When I arrived at the OCD-UK conference I thought OCD sufferers could be helped to manage their condition but I didn’t think it was possible for them to be freed of it all together. When I left, I had changed my opinion on that. This is a subject that continues to divide opinion but having listened to the experiences of Yolanda and her amazing son Josh, and Karen Robinson, as well as from medical professionals such as Dr Elizabeth Forrester, Dr Claire Lomax and the ebullient Professor Paul Salkovskis, I was angry with myself that I had ever thought that.
These were my key takeaways on the subject:
- Cognitive Behavioural Therapy (CBT) can really help, but not all CBT is the same. You’re going to be a lot better off if you can work with a CBT therapist with a specialism in OCD.
- Exposure therapy should be part of your CBT for OCD therapy, but a lot of service users are not getting that.
- You need to find the right therapist for you. You should not be afraid to challenge your therapist if you do not think they are right for you.
- The sooner OCD is diagnosed the easier it is to get free of it.
- That even someone who is free of their OCD might have blips from time to time, but if their therapy has been successful they are better armed to manage the blips and can remain free of it. Therapy is not just a one-off event, it needs to be a lifestyle change.
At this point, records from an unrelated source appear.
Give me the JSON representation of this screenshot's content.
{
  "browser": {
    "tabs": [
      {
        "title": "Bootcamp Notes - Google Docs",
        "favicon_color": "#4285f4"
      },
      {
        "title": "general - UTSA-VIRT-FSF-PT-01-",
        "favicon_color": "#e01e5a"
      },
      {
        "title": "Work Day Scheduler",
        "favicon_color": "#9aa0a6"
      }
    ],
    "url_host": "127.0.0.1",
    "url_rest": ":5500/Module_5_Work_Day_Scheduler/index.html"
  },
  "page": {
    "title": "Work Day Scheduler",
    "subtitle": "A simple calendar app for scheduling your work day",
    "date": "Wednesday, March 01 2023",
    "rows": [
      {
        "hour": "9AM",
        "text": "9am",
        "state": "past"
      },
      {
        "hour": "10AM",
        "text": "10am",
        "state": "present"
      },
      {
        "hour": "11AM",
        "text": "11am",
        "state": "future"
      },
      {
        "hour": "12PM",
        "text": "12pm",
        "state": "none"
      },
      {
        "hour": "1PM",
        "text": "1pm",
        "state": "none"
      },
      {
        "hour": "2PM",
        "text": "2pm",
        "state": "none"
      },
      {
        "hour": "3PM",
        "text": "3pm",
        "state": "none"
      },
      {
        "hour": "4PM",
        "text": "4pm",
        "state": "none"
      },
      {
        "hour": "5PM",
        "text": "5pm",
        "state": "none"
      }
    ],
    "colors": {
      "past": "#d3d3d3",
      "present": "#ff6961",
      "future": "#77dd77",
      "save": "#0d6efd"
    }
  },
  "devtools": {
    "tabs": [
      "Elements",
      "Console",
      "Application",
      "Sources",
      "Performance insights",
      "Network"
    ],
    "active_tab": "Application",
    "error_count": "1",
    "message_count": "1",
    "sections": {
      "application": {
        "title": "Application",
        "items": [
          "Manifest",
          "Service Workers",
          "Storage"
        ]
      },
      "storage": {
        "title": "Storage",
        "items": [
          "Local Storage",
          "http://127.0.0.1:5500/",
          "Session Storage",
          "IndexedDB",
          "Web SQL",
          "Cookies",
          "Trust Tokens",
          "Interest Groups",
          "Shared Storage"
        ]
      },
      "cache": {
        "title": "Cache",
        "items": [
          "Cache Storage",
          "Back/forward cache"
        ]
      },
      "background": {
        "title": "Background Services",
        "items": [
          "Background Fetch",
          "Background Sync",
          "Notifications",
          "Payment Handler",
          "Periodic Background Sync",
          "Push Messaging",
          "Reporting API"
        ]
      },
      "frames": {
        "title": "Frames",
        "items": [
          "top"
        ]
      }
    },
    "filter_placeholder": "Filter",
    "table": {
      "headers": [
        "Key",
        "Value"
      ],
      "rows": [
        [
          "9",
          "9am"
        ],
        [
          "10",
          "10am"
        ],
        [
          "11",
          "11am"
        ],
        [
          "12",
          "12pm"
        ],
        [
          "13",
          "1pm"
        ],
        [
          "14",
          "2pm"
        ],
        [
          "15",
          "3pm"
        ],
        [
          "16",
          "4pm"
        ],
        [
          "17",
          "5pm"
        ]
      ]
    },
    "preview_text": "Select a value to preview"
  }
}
- The effort involved is freeing yourself from OCD is *HUGE* and should not be underestimated. I think OCD sufferers are some of the hardest working people I have ever met.
What shocked me is:
- Some people are on waiting lists as long as 3 years to get to see a therapist – and that is not even for an OCD specialist CBT therapist
- It is not unusual for someone to be living with their OCD for a decade before it gets diagnosed.
Surely we can do better than that?